Fifteen-year-old Celia Bonnet, nicknamed “Rat,” lives a peaceful life with her mother, Vanessa, a free-spirited local beauty, and Morgan, the nine-year-old orphan they have taken in. Their farmhouse compound, nestled just north of the Spanish Catalan border, is surrounded by artichoke fields and glittering ocean, cliffs where they can spy down on the rich tourists below. But when Vanessa falls for a dangerous new boyfriend, Rat must leave this place she loves.
Together with Morgan, Rat sets out for London to find the father she has never met and the man who might finally explain to Rat where she belongs.
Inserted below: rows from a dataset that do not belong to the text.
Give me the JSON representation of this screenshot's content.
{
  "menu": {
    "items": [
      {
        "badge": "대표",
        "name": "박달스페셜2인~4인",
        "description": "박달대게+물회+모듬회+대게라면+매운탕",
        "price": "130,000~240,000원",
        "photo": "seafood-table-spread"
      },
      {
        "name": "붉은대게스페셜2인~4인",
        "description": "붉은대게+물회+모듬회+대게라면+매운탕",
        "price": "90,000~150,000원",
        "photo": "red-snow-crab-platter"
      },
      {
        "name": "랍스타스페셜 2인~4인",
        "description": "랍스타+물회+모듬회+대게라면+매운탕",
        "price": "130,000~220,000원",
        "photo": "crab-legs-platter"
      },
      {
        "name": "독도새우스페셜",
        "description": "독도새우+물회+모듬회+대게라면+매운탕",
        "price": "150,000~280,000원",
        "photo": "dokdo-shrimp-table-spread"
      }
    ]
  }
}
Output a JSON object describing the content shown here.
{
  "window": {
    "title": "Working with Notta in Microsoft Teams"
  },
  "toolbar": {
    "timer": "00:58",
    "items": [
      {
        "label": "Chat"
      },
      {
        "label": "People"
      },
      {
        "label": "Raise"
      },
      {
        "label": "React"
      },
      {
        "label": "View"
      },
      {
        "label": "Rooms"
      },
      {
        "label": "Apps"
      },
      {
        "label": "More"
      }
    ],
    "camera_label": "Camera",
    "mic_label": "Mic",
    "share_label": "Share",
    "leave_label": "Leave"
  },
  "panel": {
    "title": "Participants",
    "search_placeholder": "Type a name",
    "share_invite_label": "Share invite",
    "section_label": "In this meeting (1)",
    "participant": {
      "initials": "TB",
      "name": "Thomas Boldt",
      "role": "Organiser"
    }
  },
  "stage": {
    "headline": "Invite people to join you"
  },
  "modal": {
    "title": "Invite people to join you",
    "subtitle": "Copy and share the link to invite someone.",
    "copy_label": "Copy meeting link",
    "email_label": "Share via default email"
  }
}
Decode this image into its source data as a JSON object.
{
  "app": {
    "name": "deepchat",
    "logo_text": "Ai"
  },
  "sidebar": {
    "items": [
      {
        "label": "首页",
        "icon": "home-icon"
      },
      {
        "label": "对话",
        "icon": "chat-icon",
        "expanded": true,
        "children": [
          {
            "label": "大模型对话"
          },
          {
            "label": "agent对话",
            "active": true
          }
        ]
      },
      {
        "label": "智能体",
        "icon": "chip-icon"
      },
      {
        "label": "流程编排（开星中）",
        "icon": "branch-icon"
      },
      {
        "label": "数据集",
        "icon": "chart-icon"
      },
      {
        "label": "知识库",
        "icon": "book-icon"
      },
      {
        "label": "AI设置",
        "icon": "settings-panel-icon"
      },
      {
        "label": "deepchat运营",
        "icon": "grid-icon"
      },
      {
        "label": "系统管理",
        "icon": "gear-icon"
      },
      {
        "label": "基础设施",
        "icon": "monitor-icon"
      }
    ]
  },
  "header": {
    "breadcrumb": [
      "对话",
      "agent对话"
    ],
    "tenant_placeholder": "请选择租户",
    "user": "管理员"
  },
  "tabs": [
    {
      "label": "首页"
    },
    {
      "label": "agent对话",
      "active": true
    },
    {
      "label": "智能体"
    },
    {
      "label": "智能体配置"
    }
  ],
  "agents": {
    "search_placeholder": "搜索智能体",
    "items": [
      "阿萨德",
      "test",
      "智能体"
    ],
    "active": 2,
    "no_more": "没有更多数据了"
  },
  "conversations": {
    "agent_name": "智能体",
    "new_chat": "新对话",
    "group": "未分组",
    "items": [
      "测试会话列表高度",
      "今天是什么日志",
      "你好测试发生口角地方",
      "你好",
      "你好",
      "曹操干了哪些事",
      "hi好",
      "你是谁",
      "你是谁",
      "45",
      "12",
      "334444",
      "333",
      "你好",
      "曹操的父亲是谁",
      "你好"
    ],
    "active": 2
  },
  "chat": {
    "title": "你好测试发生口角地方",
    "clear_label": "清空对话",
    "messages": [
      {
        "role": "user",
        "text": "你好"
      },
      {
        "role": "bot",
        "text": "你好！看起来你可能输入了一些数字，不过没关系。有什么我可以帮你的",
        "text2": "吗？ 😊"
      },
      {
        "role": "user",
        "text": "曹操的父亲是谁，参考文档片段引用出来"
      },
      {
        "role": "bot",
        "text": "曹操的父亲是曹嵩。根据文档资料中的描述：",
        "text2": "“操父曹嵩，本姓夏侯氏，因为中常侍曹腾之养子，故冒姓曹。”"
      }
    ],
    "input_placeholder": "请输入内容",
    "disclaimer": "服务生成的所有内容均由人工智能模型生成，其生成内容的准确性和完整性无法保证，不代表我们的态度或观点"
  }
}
An enthralling novel with a luminous sense of place, Rat is the story of a bold, rousing heroine for our times.
From the Trade Paperback edition.
About the Author
Fernanda Eberstadt is the author of four previous novels and one book of nonfiction. Her essays and criticism have appeared in The New Yorker, The New York Times Magazine, Vogue, Vanity Fair, and Commentary. She lives in London with her husband and two children.
Praise for Rat…
“Fernanda Eberstadt’s dazzling Rat is a contemporary French fairy tale in which a fifteen year old Cinderella named Rat relies on her own goodness and grit to join the disparate halves of her unlikely, charmed, and difficult life. Eberstadt’s beautifully written tour de force touches on children parenting parents, abandonment and bravery, the ragtag legacy of the 60’s, modern terror, and the fact that, sometimes, in response to valiant effort, things still go miraculously right. Eberstadt is savvy and uncompromising, and Rat is wonderfully alive.”
—Jayne Anne Phillips, author of Lark and Termite
“That fugitive grace, that rag-picking of hope from ruin, resurfaces in Eberstadt’s shrewd and sensuous fifth novel, Rat . . . Eberstadt is at her stylistic best when ranging through a “semiclandestinely inhabited” landscape of artichoke fields with sere gray leaves and “purplish bruise-colored” fruit, of electric skies over ratty storefront churches and glittering seas.”
—Cathleen Medwick, The New York Times Book Review